Home > Journals > The Journal of Cardiovascular Surgery > Past Issues > The Journal of Cardiovascular Surgery 2017 December;58(6) > The Journal of Cardiovascular Surgery 2017 December;58(6):909-15

CURRENT ISSUE
 

JOURNAL TOOLS

eTOC
To subscribe
Submit an article
Recommend to your librarian
 

ARTICLE TOOLS

Publication history
Reprints
Permissions
Cite this article as

 

ORIGINAL ARTICLE  CARDIAC SECTION 

The Journal of Cardiovascular Surgery 2017 December;58(6):909-15

DOI: 10.23736/S0021-9509.17.09736-1

Copyright © 2017 EDIZIONI MINERVA MEDICA

language: English

Effect of remote ischemic preconditioning on the melatonin and antioxidative status: a pilot study in patients undergoing cardiac surgery

Rafael STRUCK 1, Maria WITTMANN 1, Thomas RECHT 1, Georg BAUMGARTEN 1, Patrick MEYBOHM 2, Andreas MÜLLER 3, Soyhan BAGCI 3

1 Department of Anesthesiology and Intensive Care Medicine, University Hospital Bonn, Bonn, Germany; 2 Department of Anesthesiology, Intensive Care Medicine and Pain Therapy, University Hospital Frankfurt, Frankfurt, Germany; 3 Neonatology and Pediatric Intensive Care, Children’s Hospital, University of Bonn, Bonn, Germany


PDF

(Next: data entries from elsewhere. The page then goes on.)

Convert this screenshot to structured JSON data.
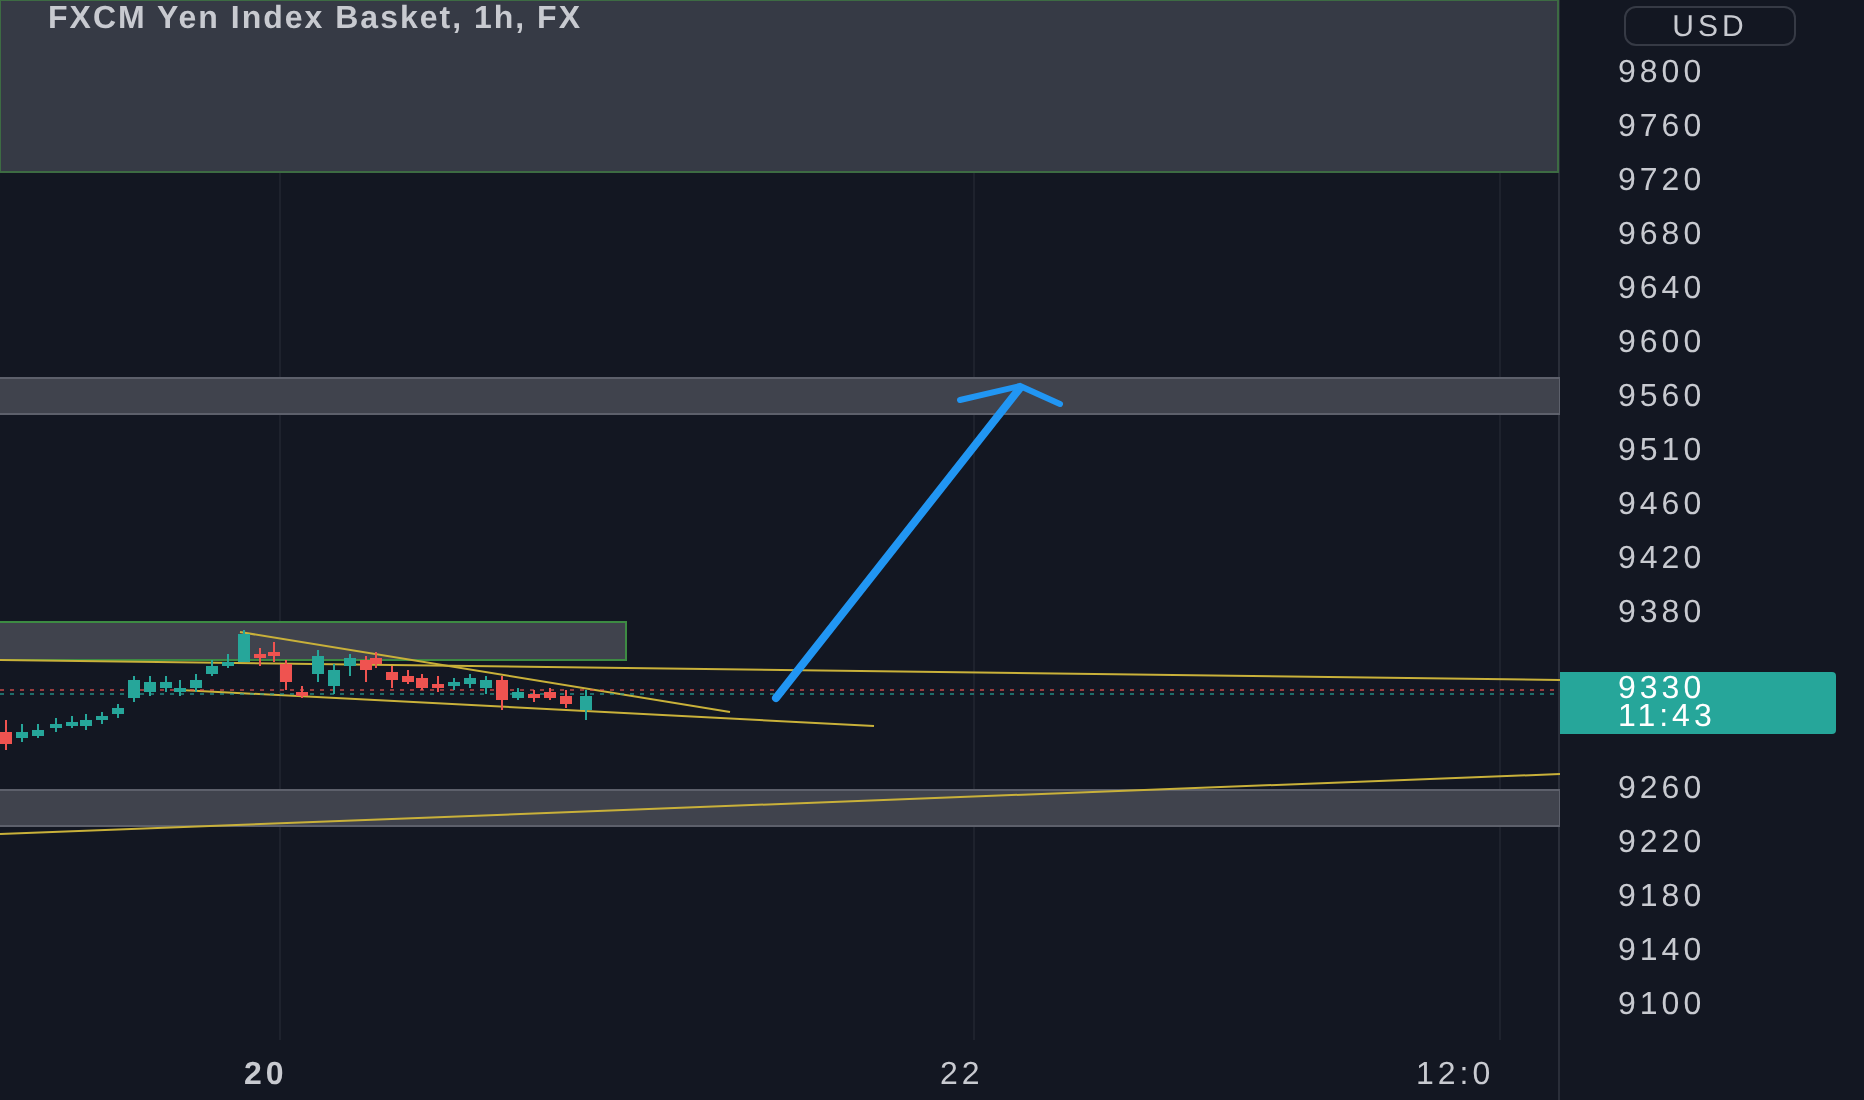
{
  "chart": {
    "title": "FXCM Yen Index Basket, 1h, FX"
  },
  "price_axis": {
    "currency": "USD",
    "labels_upper": [
      "9800",
      "9760",
      "9720",
      "9680",
      "9640",
      "9600",
      "9560",
      "9510",
      "9460",
      "9420",
      "9380"
    ],
    "last_price": {
      "price": "9330",
      "countdown": "11:43"
    },
    "labels_lower": [
      "9260",
      "9220",
      "9180",
      "9140",
      "9100"
    ]
  },
  "time_axis": {
    "labels": [
      "20",
      "22",
      "12:0"
    ]
  }
}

BACKGROUND: Remote ischemic preconditioning (RIPC), a phenomenon in which a transient ischemia applied to a nonvital tissue protects another organ or tissue from subsequent lethal ischemic injury, is reported to protect the myocardium to withstand a subsequent prolonged ischemic event in patients undergoing cardiac surgery with cardiopulmonary bypass. It remains unclear whether oxidative stress and endogenous antioxidant enzymes play a role in the mechanistic pathways of RIPC. The aim of the present study was to evaluate the effects of RIPC on oxidative stress and extracellular concentrations of melatonin, extracellular superoxide dismutase (eSOD) and extracellular glutathione peroxidase (eGPx) in patients undergoing cardiac surgery with cardiopulmonary bypass.
METHODS: Thirty-two patients were randomly assigned to receive either RIPC (N.=15) or sham-RIPC (N.=17). Blood samples were collected immediately before and after RIPC and at the end of surgery. Melatonin levels were determined by radioimmunoassay. Plasma concentrations of eSOD, eGPx and 8-hydroxydeoxyguanosine (8-OhdG) as a marker of DNA oxidative stress were measured via ELISA.
RESULTS: We found that RIPC compared to Sham-RIPC independently predicted higher melatonin concentrations at the end of surgery. However, it had no effect on eSOD, eGPx, and DNA oxidative stress. eSOD levels significantly increased during CPB time, while systemic eGPx levels decreased. High baseline melatonin concentration independently predicted lower 8-OHdG levels at the end of surgery.
CONCLUSIONS: Our results suggest that extracellular antioxidative enzymes such as eSOD and eGPx as well as oxidative stress levels in the perioperative period do not play a predominant role in the mechanistic pathways of RIPC. RIPC modulates systemic melatonin concentrations but does not affect eSOD, eGPx and oxidative stress levels.


KEY WORDS: Ischemic preconditioning - Melatonin - Antioxidants - Myocardial ischemia - Reperfusion injury - Oxidative stress

top of page